Field of Color: Tantra Drawings From Indiaby Joan Waltemath
The Drawing Center
“Marvelously anonymous. Like an antidote. Or a balm…”
—The Drawing Center’s Drawing Papers, "number 50, Field of Color: Tantra Drawings From India", 2004
Originating as illustrations for 17th century tantric texts, tantra drawings have taken on autonomy through their dissemination for use in spiritual practice. In the center of each paper there is a form that has been handed down for generations, used over and over again to aid in meditation until it is worn, some accident befalls it, or a new practitioner arrives. Then a new version is made and the form starts a new life.
Stains from water or other random marks offset the symmetry and provide a context and therefore depth for each transmitted form. In some, the stamps and signature of an official business bleed through from the back and reveal the thinness that separates their respective worlds. In others, small little nicks in the paper reveal color from a paper that has been attached below. When the swiftness of these tiny cuts ruffles the paper just so, they create an awareness of the surface’s dimension.
The papers they are painted on are sometimes pasted together in the most delicate and unassuming way, using, apparently, what was available to put together a surface to hold the painted form. Painted in gouache, tempera, or watercolor in mostly broad, flat areas, these forms sit in the middle of delicate papers that bear the traces of both the lives they lead and those they have passed through.
Each one is unusual in its own way. A narrow band of plain paper frames two blue squares; in each, lines of pink paint run parallel to the edge, vertical in one and horizontal in the other. Beginning fairly opaquely, the pink lines slowly allow the blue to penetrate as the paint in the brush diminishes. Over the whole this ebb and flow of the material resembles raw silk, yet the lines are perfectly straight. The deep breathing of the practitioner who made these pieces resonates when the focus needed to achieve that perfection stills the mind. When those lines are being made, there is nothing in the world but their making. They offer an antidote to the anxiety of a fragmented world.
In “Anonymous Untitled” (1990), from Bikaner, two pink forms sit side by side, the right one a somewhat elongated version of the left. In each, a circular form has been removed from its edge, and a thin black line that spirals counterclockwise is in the center, roughly the same size as the circular void pieces. The forms seem to correspond to the distance between the two eyes and the two minds, left and right, so separate and different from one another, although they are the same.

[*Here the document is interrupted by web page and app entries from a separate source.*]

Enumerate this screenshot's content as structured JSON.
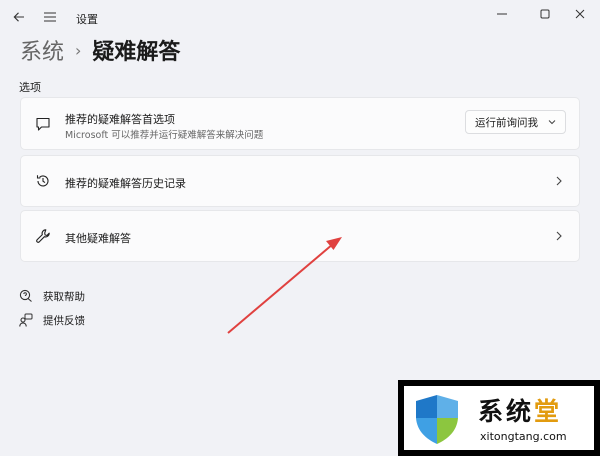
{
  "titlebar": {
    "back_icon": "back-arrow-icon",
    "menu_icon": "hamburger-menu-icon",
    "title": "设置"
  },
  "breadcrumb": {
    "parent": "系统",
    "current": "疑难解答"
  },
  "section": {
    "label": "选项"
  },
  "cards": [
    {
      "title": "推荐的疑难解答首选项",
      "description": "Microsoft 可以推荐并运行疑难解答来解决问题",
      "icon": "chat-bubble-icon",
      "dropdown_value": "运行前询问我"
    },
    {
      "title": "推荐的疑难解答历史记录",
      "icon": "history-icon"
    },
    {
      "title": "其他疑难解答",
      "icon": "wrench-icon"
    }
  ],
  "links": [
    {
      "label": "获取帮助",
      "icon": "help-chat-icon"
    },
    {
      "label": "提供反馈",
      "icon": "feedback-person-icon"
    }
  ],
  "watermark": {
    "name_part1": "系统",
    "name_part2": "堂",
    "url": "xitongtang.com"
  },
  "colors": {
    "background": "#f1f2f6",
    "card": "#fbfbfc",
    "arrow": "#e0413f",
    "watermark_accent": "#e29b0f"
  }
}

Yet to begin to describe these pieces is to move further from what they essentially are, since what they effect seems much closer to the truth they embody than how they appear. They could almost slip into the tradition of abstraction that began in the 20th century, and certainly that coincidence at this point in time facilitates their reception, but they are much older than the history of abstraction, and that raises questions about how they can be received. Framing them and putting them on the wall to be viewed in the context of the Western tradition of art invites difficulties, which is not to say they shouldn’t be seen.
In the Drawing Room on the end wall, a painted pattern was carried over from the Tuttle exhibition across the street; it seemingly ties the two exhibitions together. Whereas Tuttle’s energetic marks thrive against this active ground, which enhances the marks’ tendency to enliven, the tantra drawings are rendered invisible against the pattern, since the activity thwarts the drawings’ essential drive to quietude.
It is only after apprehending the terms that each individual work or body of work sets for itself that we can begin to make critical judgments. The tantra drawings are particularly poignant for our time. Insofar as they stand outside of this tradition, they reveal the limits of viewing as separate from Being.
The noninitiate can penetrate only so far into the world with which the initiate is intimate. We will not easily enter the world from which these works have come. In looking at them I feel myself walking barefoot in the snow.
JOAN WALTEMATH is an artist who lives and works in New York City. She writes on art and has served as an editor-at-large of the Brooklyn Rail since 2001. She has shown extensively and her work is in the collections of the Harvard University Art Museums, the National Gallery of Art, the Hammer Museum and the Museum of Modern Art. She is currently the Director of the LeRoy E. Hoffberger School of Painting at MICA.